**INPUT RECORDS**:
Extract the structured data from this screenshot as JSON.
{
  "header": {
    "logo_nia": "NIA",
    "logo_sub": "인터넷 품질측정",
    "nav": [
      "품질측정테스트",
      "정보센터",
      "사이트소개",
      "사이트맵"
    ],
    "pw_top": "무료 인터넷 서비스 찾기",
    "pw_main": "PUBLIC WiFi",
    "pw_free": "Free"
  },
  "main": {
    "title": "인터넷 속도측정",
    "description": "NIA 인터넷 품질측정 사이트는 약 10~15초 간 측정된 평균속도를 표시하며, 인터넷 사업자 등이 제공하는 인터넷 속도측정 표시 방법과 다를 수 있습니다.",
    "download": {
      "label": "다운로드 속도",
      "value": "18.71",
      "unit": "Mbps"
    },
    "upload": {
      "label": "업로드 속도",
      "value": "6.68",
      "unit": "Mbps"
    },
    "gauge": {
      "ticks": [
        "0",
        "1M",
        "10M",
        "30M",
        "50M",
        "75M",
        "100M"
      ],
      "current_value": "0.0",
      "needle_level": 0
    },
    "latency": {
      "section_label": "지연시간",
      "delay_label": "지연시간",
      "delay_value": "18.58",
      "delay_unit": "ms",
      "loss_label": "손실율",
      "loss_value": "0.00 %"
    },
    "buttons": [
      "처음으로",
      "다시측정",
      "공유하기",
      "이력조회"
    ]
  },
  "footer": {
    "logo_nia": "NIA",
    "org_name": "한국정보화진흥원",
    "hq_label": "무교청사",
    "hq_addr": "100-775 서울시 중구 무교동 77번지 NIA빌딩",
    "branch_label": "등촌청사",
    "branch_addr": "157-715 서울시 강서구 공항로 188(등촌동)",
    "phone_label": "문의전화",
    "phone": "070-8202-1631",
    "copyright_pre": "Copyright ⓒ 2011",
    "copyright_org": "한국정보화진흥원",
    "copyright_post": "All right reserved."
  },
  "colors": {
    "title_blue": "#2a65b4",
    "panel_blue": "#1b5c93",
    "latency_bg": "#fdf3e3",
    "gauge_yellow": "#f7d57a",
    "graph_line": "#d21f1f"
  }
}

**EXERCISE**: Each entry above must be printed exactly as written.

**RESPONSE BOX**:
Extract the structured data from this screenshot as JSON.
{
  "header": {
    "logo_nia": "NIA",
    "logo_sub": "인터넷 품질측정",
    "nav": [
      "품질측정테스트",
      "정보센터",
      "사이트소개",
      "사이트맵"
    ],
    "pw_top": "무료 인터넷 서비스 찾기",
    "pw_main": "PUBLIC WiFi",
    "pw_free": "Free"
  },
  "main": {
    "title": "인터넷 속도측정",
    "description": "NIA 인터넷 품질측정 사이트는 약 10~15초 간 측정된 평균속도를 표시하며, 인터넷 사업자 등이 제공하는 인터넷 속도측정 표시 방법과 다를 수 있습니다.",
    "download": {
      "label": "다운로드 속도",
      "value": "18.71",
      "unit": "Mbps"
    },
    "upload": {
      "label": "업로드 속도",
      "value": "6.68",
      "unit": "Mbps"
    },
    "gauge": {
      "ticks": [
        "0",
        "1M",
        "10M",
        "30M",
        "50M",
        "75M",
        "100M"
      ],
      "current_value": "0.0",
      "needle_level": 0
    },
    "latency": {
      "section_label": "지연시간",
      "delay_label": "지연시간",
      "delay_value": "18.58",
      "delay_unit": "ms",
      "loss_label": "손실율",
      "loss_value": "0.00 %"
    },
    "buttons": [
      "처음으로",
      "다시측정",
      "공유하기",
      "이력조회"
    ]
  },
  "footer": {
    "logo_nia": "NIA",
    "org_name": "한국정보화진흥원",
    "hq_label": "무교청사",
    "hq_addr": "100-775 서울시 중구 무교동 77번지 NIA빌딩",
    "branch_label": "등촌청사",
    "branch_addr": "157-715 서울시 강서구 공항로 188(등촌동)",
    "phone_label": "문의전화",
    "phone": "070-8202-1631",
    "copyright_pre": "Copyright ⓒ 2011",
    "copyright_org": "한국정보화진흥원",
    "copyright_post": "All right reserved."
  },
  "colors": {
    "title_blue": "#2a65b4",
    "panel_blue": "#1b5c93",
    "latency_bg": "#fdf3e3",
    "gauge_yellow": "#f7d57a",
    "graph_line": "#d21f1f"
  }
}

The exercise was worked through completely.